Lines with the word "true" are the ones wanted. Copy each of them from the entries below.

Items listed in a dataset:
....

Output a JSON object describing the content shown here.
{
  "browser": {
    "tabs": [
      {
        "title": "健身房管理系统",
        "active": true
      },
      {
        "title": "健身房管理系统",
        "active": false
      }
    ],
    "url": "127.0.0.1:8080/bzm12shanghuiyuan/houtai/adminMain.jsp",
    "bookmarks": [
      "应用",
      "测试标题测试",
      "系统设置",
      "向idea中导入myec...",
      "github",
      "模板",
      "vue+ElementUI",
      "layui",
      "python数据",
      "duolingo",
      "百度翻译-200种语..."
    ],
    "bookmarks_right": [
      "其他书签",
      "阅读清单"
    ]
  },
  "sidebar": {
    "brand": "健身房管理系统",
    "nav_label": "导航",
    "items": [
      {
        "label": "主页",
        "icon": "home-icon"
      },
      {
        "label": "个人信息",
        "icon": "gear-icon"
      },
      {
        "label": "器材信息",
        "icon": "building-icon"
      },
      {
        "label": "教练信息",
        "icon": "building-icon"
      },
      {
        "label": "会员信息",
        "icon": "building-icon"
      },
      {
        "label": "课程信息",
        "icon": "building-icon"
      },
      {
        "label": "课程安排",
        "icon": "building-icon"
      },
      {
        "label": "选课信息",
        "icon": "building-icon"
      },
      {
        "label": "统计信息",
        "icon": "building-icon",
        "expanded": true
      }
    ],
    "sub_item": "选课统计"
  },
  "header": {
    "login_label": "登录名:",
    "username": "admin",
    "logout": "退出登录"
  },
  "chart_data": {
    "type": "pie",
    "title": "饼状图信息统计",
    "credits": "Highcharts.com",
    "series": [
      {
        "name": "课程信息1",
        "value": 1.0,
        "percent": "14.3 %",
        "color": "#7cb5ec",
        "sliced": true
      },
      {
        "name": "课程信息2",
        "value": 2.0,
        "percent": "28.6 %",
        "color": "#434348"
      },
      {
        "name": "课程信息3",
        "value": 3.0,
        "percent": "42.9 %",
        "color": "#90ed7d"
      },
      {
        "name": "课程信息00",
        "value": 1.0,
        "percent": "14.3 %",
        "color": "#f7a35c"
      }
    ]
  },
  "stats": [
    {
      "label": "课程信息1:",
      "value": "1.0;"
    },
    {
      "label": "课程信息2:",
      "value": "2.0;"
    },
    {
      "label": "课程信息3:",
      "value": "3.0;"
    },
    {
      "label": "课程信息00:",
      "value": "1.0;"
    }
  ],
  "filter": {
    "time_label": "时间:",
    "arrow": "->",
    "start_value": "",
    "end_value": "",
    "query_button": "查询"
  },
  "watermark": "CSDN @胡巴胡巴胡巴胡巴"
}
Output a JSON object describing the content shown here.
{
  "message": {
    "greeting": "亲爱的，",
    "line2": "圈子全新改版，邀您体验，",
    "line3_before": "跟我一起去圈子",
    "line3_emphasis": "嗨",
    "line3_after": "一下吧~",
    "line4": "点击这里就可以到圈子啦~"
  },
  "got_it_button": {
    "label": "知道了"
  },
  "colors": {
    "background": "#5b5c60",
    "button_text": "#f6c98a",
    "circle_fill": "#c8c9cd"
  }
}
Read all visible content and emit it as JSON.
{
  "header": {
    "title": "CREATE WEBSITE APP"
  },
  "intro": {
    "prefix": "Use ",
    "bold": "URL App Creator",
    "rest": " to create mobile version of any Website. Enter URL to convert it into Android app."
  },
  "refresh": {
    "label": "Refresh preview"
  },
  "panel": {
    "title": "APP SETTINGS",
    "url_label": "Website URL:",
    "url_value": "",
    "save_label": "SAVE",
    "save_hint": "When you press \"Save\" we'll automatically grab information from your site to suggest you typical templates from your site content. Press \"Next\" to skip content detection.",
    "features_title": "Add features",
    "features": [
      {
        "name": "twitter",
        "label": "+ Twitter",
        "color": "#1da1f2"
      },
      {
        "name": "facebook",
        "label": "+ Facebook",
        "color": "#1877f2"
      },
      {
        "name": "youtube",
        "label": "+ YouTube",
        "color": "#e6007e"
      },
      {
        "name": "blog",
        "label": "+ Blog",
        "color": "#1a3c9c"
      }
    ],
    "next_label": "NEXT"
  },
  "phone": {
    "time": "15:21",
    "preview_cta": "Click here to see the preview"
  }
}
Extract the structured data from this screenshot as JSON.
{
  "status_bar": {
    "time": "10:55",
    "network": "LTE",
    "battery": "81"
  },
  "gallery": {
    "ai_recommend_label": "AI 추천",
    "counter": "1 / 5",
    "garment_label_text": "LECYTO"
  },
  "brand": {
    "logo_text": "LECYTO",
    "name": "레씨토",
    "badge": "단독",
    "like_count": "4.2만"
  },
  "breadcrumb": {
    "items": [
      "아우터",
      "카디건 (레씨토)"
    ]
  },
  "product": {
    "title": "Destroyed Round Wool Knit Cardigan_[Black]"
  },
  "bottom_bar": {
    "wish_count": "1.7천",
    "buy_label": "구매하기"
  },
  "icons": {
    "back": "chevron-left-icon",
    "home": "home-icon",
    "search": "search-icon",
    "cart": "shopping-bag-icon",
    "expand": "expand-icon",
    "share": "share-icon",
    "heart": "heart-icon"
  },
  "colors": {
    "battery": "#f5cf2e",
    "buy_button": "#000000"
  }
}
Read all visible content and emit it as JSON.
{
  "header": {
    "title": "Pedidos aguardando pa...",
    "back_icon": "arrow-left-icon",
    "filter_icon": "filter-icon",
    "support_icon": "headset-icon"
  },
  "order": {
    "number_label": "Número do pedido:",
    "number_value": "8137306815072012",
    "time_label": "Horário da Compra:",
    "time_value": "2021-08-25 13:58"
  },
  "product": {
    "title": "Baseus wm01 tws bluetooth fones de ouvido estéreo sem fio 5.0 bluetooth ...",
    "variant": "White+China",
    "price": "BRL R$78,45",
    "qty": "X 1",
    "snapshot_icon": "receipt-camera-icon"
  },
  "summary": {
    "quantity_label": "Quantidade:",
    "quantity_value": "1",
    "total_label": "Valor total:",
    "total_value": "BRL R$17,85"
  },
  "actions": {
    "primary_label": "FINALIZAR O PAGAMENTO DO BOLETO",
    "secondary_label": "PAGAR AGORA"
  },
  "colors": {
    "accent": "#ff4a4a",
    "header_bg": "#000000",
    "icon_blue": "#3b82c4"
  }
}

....

*Written response*
        "active": true
        "expanded": true
        "sliced": true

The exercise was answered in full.